Cognitive Behavioural Therapy

Sarah Webb - BABCP accredited

Crawley, Horsham and surrounding areas

07929 587036    

What is depression ?

Depression  is a serious illness linked to changes in brain chemistry and electrical activity which can cause a person to have continuous feelings of sadness and despair lasting for weeks or months. Many factors can cause the onset of depression, including genetic characteristics, stress, grief, serious or long-standing illness, giving birth and drug abuse. There is a higher risk of depression occurring if any of these factors occur at the same time.

What are the symptoms of depression ?

Some of the symptoms that we may experience when depressed are:

  • Feelings of sadness, hopelessness and pessimism about the future
  • Rumination
  • Change in appetite and weight – eating far less or more than usual
  • No interest or enjoyment in usual activities
  • Lack of interest or avoidance of social contact
  • Lack of concentration and poor short-term memory
  • Neglecting to take care of ourselves or our living environment
  • Lack of energy and motivation
  • Difficulty in making decisions
  • Unexplained aches and pains
  • Changes in sleep pattern – sleeping far more or far less
  • Difficulty in getting out of bed
  • Thoughts of self-harm or death

Treatments for depression

The NHS advice is that you should visit your GP if you think that you are depressed. The GP will assess the severity of your depression and may prescribe antidepressant medication, a talking therapy such as CBT, a self-help course or a combination of these treatments.

For more NHS information on the treatments for depression, click here.

How can CBT help with depression ?

Depression and its symptoms change the way a person thinks and behaves which tends to make the symptoms worse and keep the depression going - a vicious circle develops which stop the person getting better.

I work with my clients to help them recognise their changed thinking and behaviour patterns and understand the circular nature of depression and its symptoms. Together we share in the development of time-limited goals and strategies which help the client return to normal health and build resilience to the situations or events that caused their depression.

Rumination

When we are depressed we tend to ruminate. This means we get stuck in a circular process of negative thinking, going over and over the causes and consequences of our depression trying to find solutions. Unfortunately, there is extremely consistent medical evidence that rumination just doesn’t work, and in fact usually makes the depressed person feel worse.

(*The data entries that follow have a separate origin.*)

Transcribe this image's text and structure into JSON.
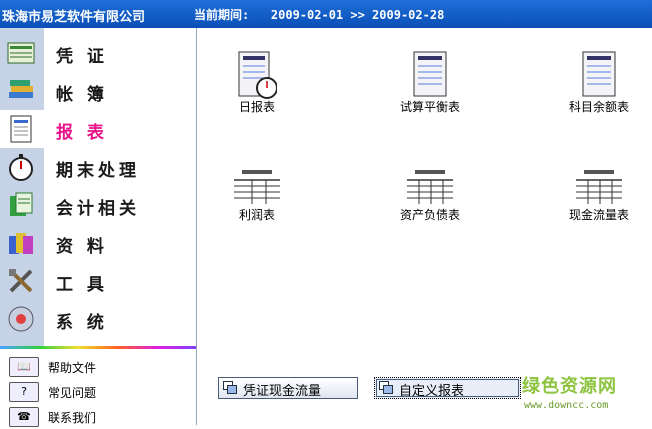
{
  "header": {
    "company": "珠海市易芝软件有限公司",
    "period": "当前期间:   2009-02-01 >> 2009-02-28"
  },
  "nav": {
    "items": [
      {
        "label": "凭 证",
        "icon": "voucher-icon"
      },
      {
        "label": "帐 簿",
        "icon": "ledger-books-icon"
      },
      {
        "label": "报 表",
        "icon": "report-icon",
        "active": true
      },
      {
        "label": "期末处理",
        "icon": "stopwatch-icon"
      },
      {
        "label": "会计相关",
        "icon": "accounting-icon"
      },
      {
        "label": "资 料",
        "icon": "data-cards-icon"
      },
      {
        "label": "工 具",
        "icon": "tools-icon"
      },
      {
        "label": "系 统",
        "icon": "system-icon"
      }
    ],
    "active_color": "#e8128a"
  },
  "help": {
    "items": [
      {
        "label": "帮助文件",
        "icon": "help-book-icon"
      },
      {
        "label": "常见问题",
        "icon": "question-icon"
      },
      {
        "label": "联系我们",
        "icon": "phone-icon"
      }
    ]
  },
  "reports": {
    "items": [
      {
        "label": "日报表",
        "icon": "daily-report-icon"
      },
      {
        "label": "试算平衡表",
        "icon": "trial-balance-icon"
      },
      {
        "label": "科目余额表",
        "icon": "account-balance-icon"
      },
      {
        "label": "利润表",
        "icon": "profit-statement-icon"
      },
      {
        "label": "资产负债表",
        "icon": "balance-sheet-icon"
      },
      {
        "label": "现金流量表",
        "icon": "cash-flow-icon"
      }
    ]
  },
  "buttons": {
    "cash_flow_voucher": "凭证现金流量",
    "custom_report": "自定义报表"
  },
  "watermark": {
    "name": "绿色资源网",
    "url": "www.downcc.com"
  },
  "colors": {
    "header_bg": "#0a4fb7",
    "sidebar_strip": "#c6d3e6"
  }
}
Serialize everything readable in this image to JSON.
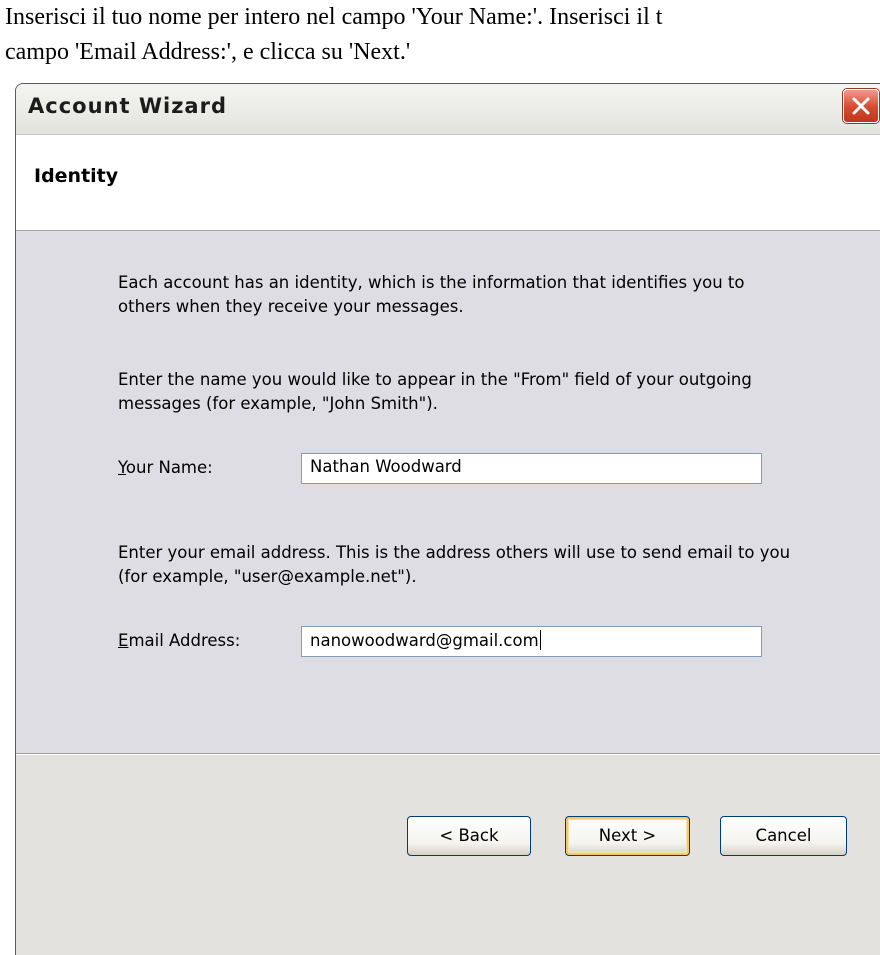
{
  "instruction": {
    "line1": "Inserisci il tuo nome per intero nel campo 'Your Name:'. Inserisci il t",
    "line2": "campo 'Email Address:', e clicca su 'Next.'"
  },
  "window": {
    "title": "Account Wizard",
    "close_icon": "close-icon"
  },
  "header": {
    "title": "Identity"
  },
  "content": {
    "intro": "Each account has an identity, which is the information that identifies you to others when they receive your messages.",
    "name_instruction": "Enter the name you would like to appear in the \"From\" field of your outgoing messages (for example, \"John Smith\").",
    "name_label_accel": "Y",
    "name_label_rest": "our Name:",
    "name_value": "Nathan Woodward",
    "email_instruction": "Enter your email address. This is the address others will use to send email to you (for example, \"user@example.net\").",
    "email_label_accel": "E",
    "email_label_rest": "mail Address:",
    "email_value": "nanowoodward@gmail.com"
  },
  "buttons": {
    "back": "< Back",
    "next": "Next >",
    "cancel": "Cancel"
  },
  "colors": {
    "close_button": "#d5492f",
    "content_bg": "#dedde3",
    "default_button_highlight": "#f5c86a"
  }
}
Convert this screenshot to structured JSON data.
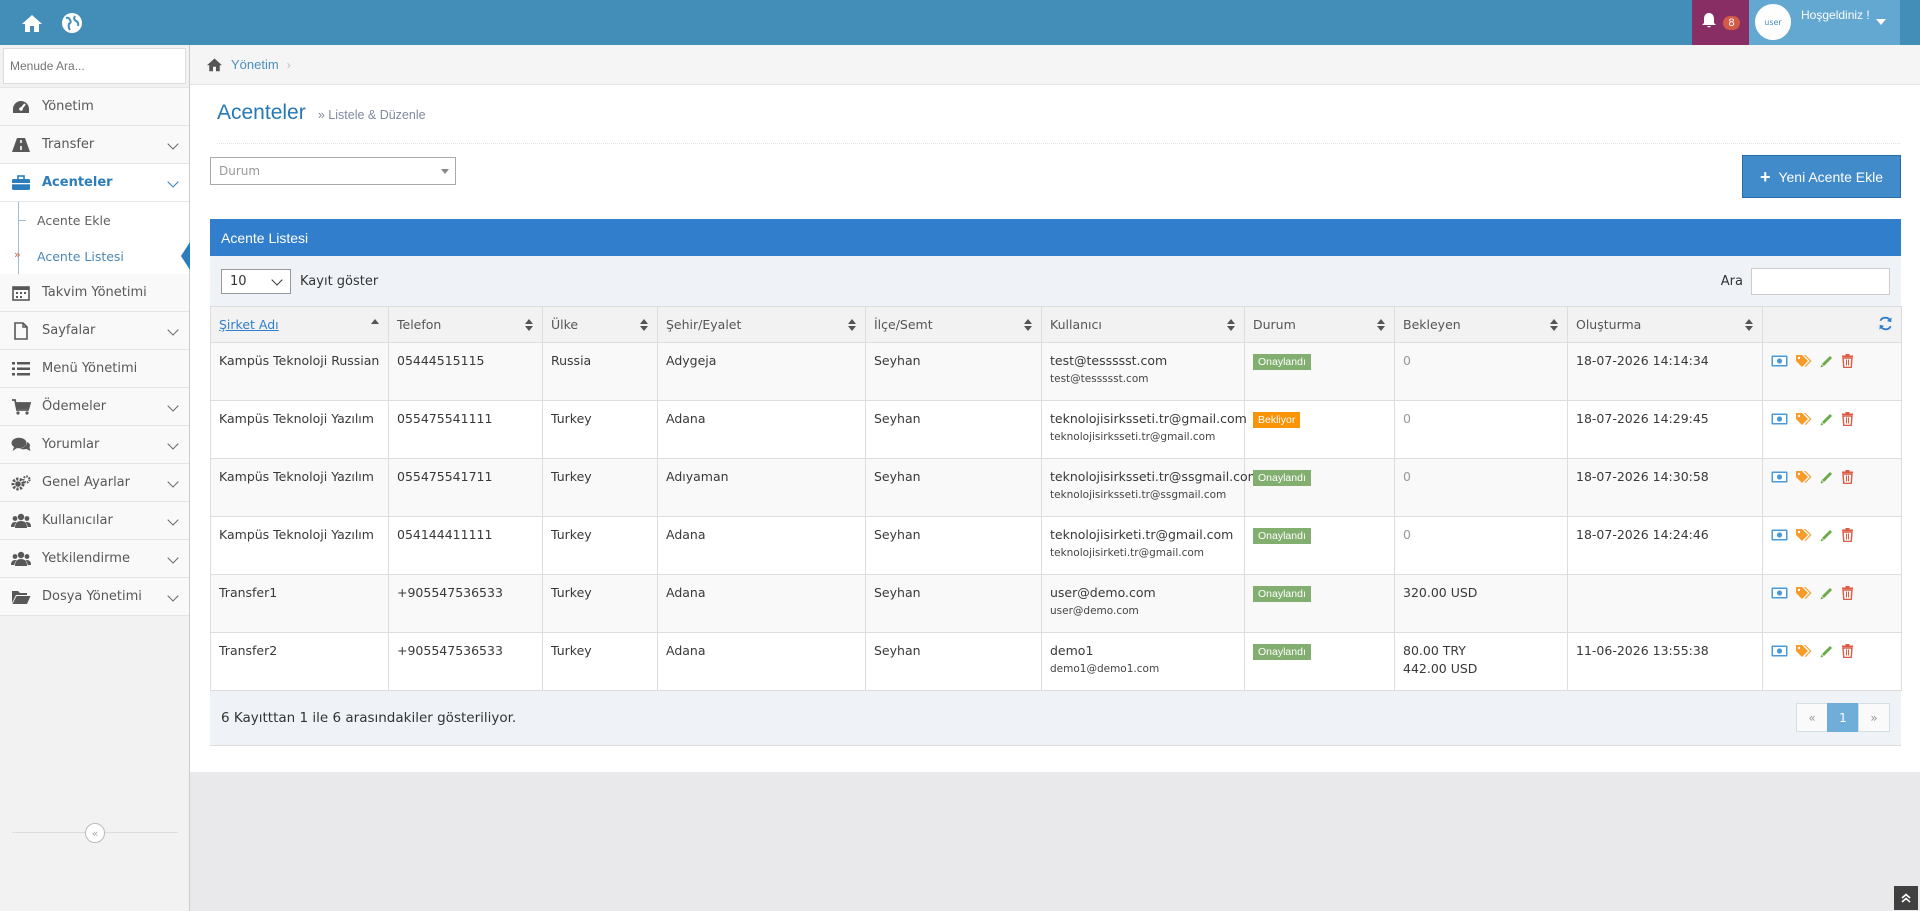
{
  "header": {
    "notification_count": "8",
    "welcome_text": "Hoşgeldiniz !",
    "avatar_text": "user"
  },
  "sidebar": {
    "search_placeholder": "Menude Ara...",
    "items": [
      {
        "label": "Yönetim",
        "icon": "dashboard-icon"
      },
      {
        "label": "Transfer",
        "icon": "road-icon"
      },
      {
        "label": "Acenteler",
        "icon": "briefcase-icon"
      },
      {
        "label": "Takvim Yönetimi",
        "icon": "calendar-icon"
      },
      {
        "label": "Sayfalar",
        "icon": "file-icon"
      },
      {
        "label": "Menü Yönetimi",
        "icon": "list-icon"
      },
      {
        "label": "Ödemeler",
        "icon": "cart-icon"
      },
      {
        "label": "Yorumlar",
        "icon": "comments-icon"
      },
      {
        "label": "Genel Ayarlar",
        "icon": "cogs-icon"
      },
      {
        "label": "Kullanıcılar",
        "icon": "users-icon"
      },
      {
        "label": "Yetkilendirme",
        "icon": "users-icon"
      },
      {
        "label": "Dosya Yönetimi",
        "icon": "folder-open-icon"
      }
    ],
    "sub_items": [
      {
        "label": "Acente Ekle"
      },
      {
        "label": "Acente Listesi"
      }
    ]
  },
  "breadcrumb": {
    "home_label": "Yönetim"
  },
  "page": {
    "title": "Acenteler",
    "subtitle": "» Listele & Düzenle",
    "status_placeholder": "Durum",
    "add_button": "Yeni Acente Ekle"
  },
  "widget": {
    "title": "Acente Listesi",
    "page_length": "10",
    "page_length_label": "Kayıt göster",
    "search_label": "Ara",
    "info": "6 Kayıtttan 1 ile 6 arasındakiler gösteriliyor.",
    "pager": {
      "prev": "«",
      "current": "1",
      "next": "»"
    }
  },
  "table": {
    "columns": [
      "Şirket Adı",
      "Telefon",
      "Ülke",
      "Şehir/Eyalet",
      "İlçe/Semt",
      "Kullanıcı",
      "Durum",
      "Bekleyen",
      "Oluşturma"
    ],
    "rows": [
      {
        "company": "Kampüs Teknoloji Russian",
        "phone": "05444515115",
        "country": "Russia",
        "city": "Adygeja",
        "district": "Seyhan",
        "user": "test@tessssst.com",
        "email": "test@tessssst.com",
        "status": "Onaylandı",
        "pending1": "0",
        "pending2": "",
        "created": "18-07-2026 14:14:34"
      },
      {
        "company": "Kampüs Teknoloji Yazılım",
        "phone": "055475541111",
        "country": "Turkey",
        "city": "Adana",
        "district": "Seyhan",
        "user": "teknolojisirksseti.tr@gmail.com",
        "email": "teknolojisirksseti.tr@gmail.com",
        "status": "Bekliyor",
        "pending1": "0",
        "pending2": "",
        "created": "18-07-2026 14:29:45"
      },
      {
        "company": "Kampüs Teknoloji Yazılım",
        "phone": "055475541711",
        "country": "Turkey",
        "city": "Adıyaman",
        "district": "Seyhan",
        "user": "teknolojisirksseti.tr@ssgmail.com",
        "email": "teknolojisirksseti.tr@ssgmail.com",
        "status": "Onaylandı",
        "pending1": "0",
        "pending2": "",
        "created": "18-07-2026 14:30:58"
      },
      {
        "company": "Kampüs Teknoloji Yazılım",
        "phone": "054144411111",
        "country": "Turkey",
        "city": "Adana",
        "district": "Seyhan",
        "user": "teknolojisirketi.tr@gmail.com",
        "email": "teknolojisirketi.tr@gmail.com",
        "status": "Onaylandı",
        "pending1": "0",
        "pending2": "",
        "created": "18-07-2026 14:24:46"
      },
      {
        "company": "Transfer1",
        "phone": "+905547536533",
        "country": "Turkey",
        "city": "Adana",
        "district": "Seyhan",
        "user": "user@demo.com",
        "email": "user@demo.com",
        "status": "Onaylandı",
        "pending1": "320.00 USD",
        "pending2": "",
        "created": ""
      },
      {
        "company": "Transfer2",
        "phone": "+905547536533",
        "country": "Turkey",
        "city": "Adana",
        "district": "Seyhan",
        "user": "demo1",
        "email": "demo1@demo1.com",
        "status": "Onaylandı",
        "pending1": "80.00 TRY",
        "pending2": "442.00 USD",
        "created": "11-06-2026 13:55:38"
      }
    ]
  },
  "colors": {
    "approved": "#82af6f",
    "waiting": "#f89406",
    "accent": "#307ecc"
  }
}
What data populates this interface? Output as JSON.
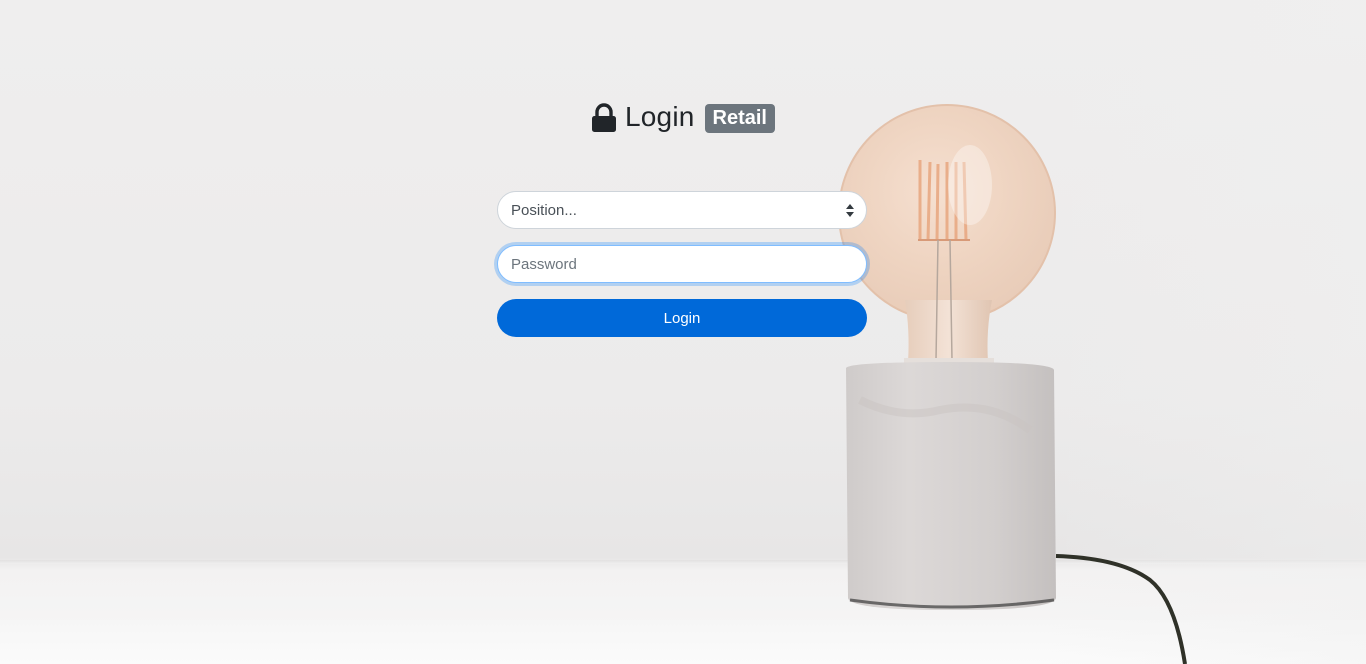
{
  "header": {
    "title": "Login",
    "badge": "Retail",
    "icon": "lock-icon"
  },
  "form": {
    "position_select": {
      "selected": "Position..."
    },
    "password": {
      "value": "",
      "placeholder": "Password"
    },
    "login_button": "Login"
  },
  "colors": {
    "primary": "#0069d9",
    "badge": "#6c757d",
    "focus_border": "#80bdff"
  }
}
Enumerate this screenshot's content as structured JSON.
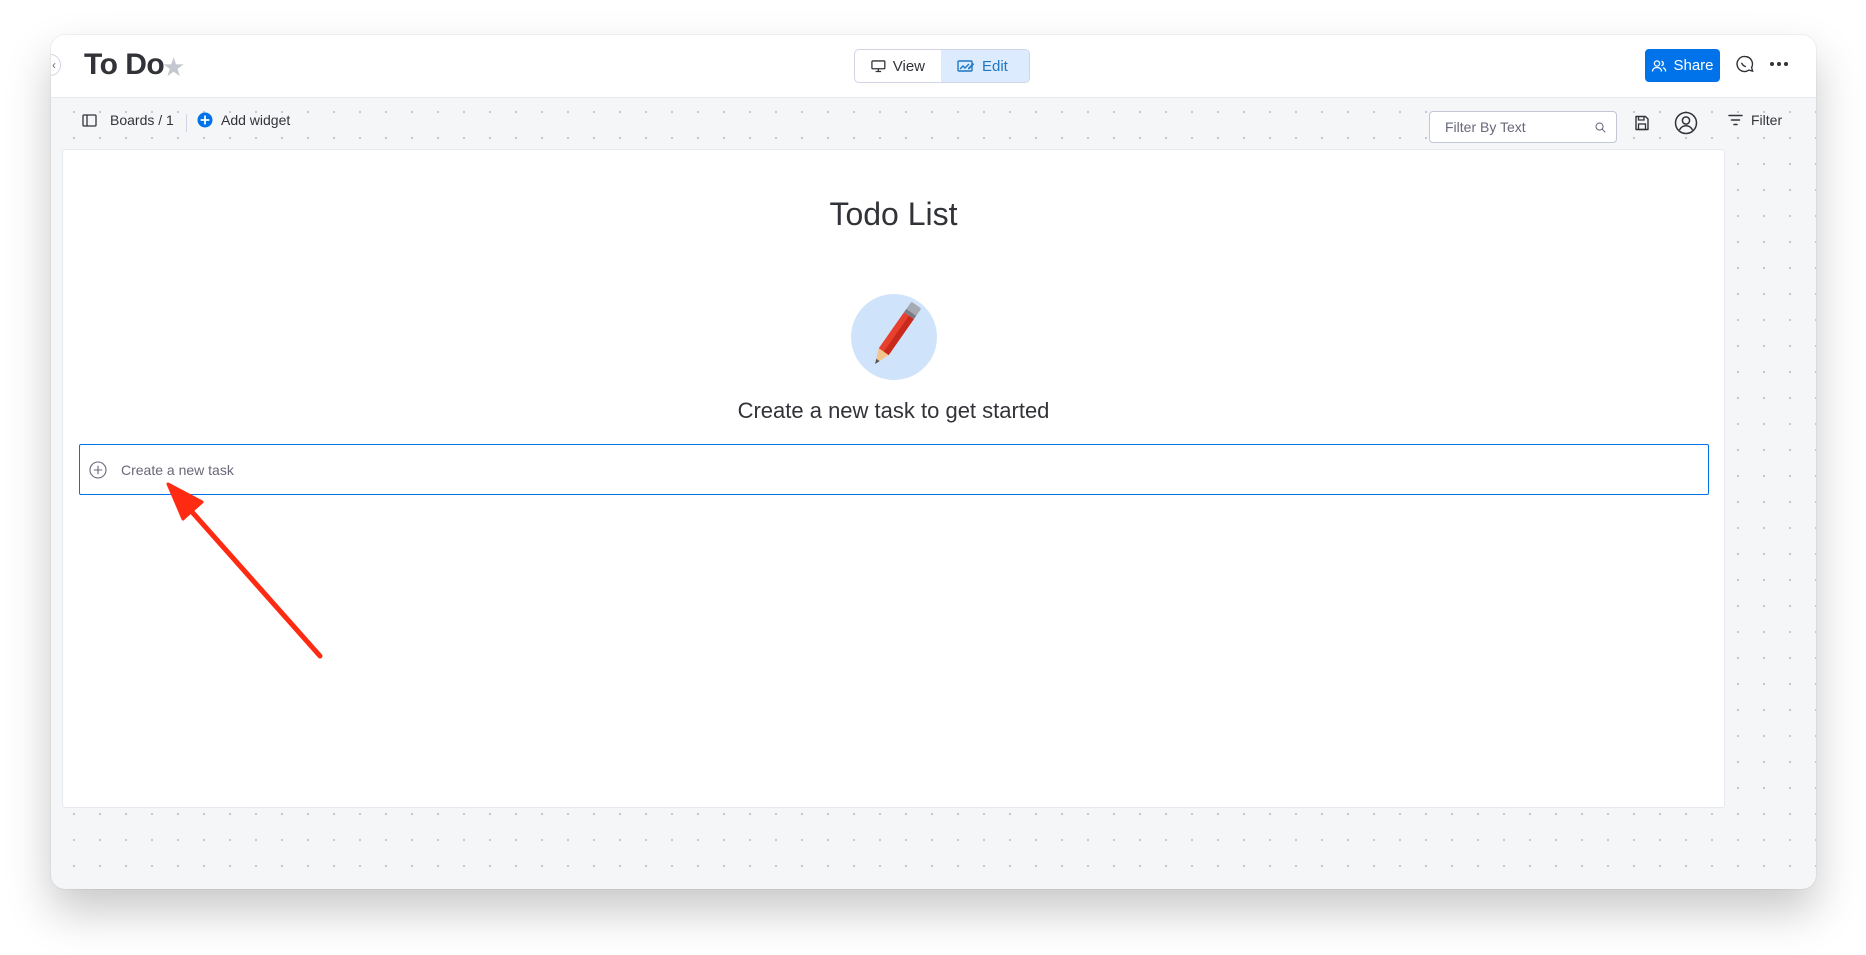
{
  "header": {
    "title": "To Do",
    "view_label": "View",
    "edit_label": "Edit",
    "share_label": "Share"
  },
  "toolbar": {
    "boards_label": "Boards / 1",
    "add_widget_label": "Add widget",
    "filter_placeholder": "Filter By Text",
    "filter_label": "Filter"
  },
  "widget": {
    "title": "Todo List",
    "empty_message": "Create a new task to get started",
    "new_task_placeholder": "Create a new task"
  },
  "colors": {
    "accent": "#0073ea",
    "edit_active_bg": "#dcebfe",
    "annotation_arrow": "#ff2a12"
  },
  "icons": [
    "chevron-left-icon",
    "star-icon",
    "monitor-icon",
    "chart-edit-icon",
    "users-icon",
    "chat-icon",
    "more-icon",
    "sidebar-icon",
    "plus-circle-icon",
    "search-icon",
    "save-icon",
    "person-icon",
    "filter-icon",
    "pencil-icon",
    "plus-icon",
    "arrow-icon"
  ]
}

There are a number of steps that you can take to help yourself stop ruminating:

  • Keep busy – try to keep your mind occupied with an absorbing activity
  • Increase your physical activity – go for walk, or a bike ride, or go to the gym
  • Become self-aware of when you start to ruminate - tell yourself that rumination won’t make you feel better and won’t solve your problems. The medical evidence is that rumination doesn’t work and will make you feel worse.
  • Recognise that your thoughts are negatively biased and that this is one of the symptoms of depression – become sceptical about how valid your negative thoughts are at this point in time.

Social withdrawal

Depression often leads people to withdraw from social contact with family and close friends. This social isolation can lead to an increase in the symptoms of depression such as loneliness, sadness and despair.

Although it may be the last thing you feel like doing, I always advise my clients to try hard to maintain their social contact with the people around them. There is very strong evidence that social contact is good for your health and well-being, it maintains your social support network and it helps reduce those feeling of loneliness, sadness and despair which maintain the depression.

Tackling inactivity by setting goals

When we are depressed we often feel that we cannot be bothered with day-to-day tasks and we withdraw from leisure activities that we used to enjoy. This reduction in activity nearly always makes the symptoms of depression worsen, consequently the depressed person becomes even more inactive and so a vicious circle develops.

I work with my clients to set realistic goals that will help them gradually return to normal activity. To begin with these goals might be getting out of bed and dressed by certain time of the day, doing a household chore or going for a 15 minute walk. The goals will become more challenging as the symptoms of the depression start to reduce and the client begins to return to normal health. I recommend that my clients keep a diary of their goals and activities so that they can see their progress and be encouraged by it. This helps to create a virtuous circle: activity – symptoms reduce – more activity - symptoms reduce further, and so on.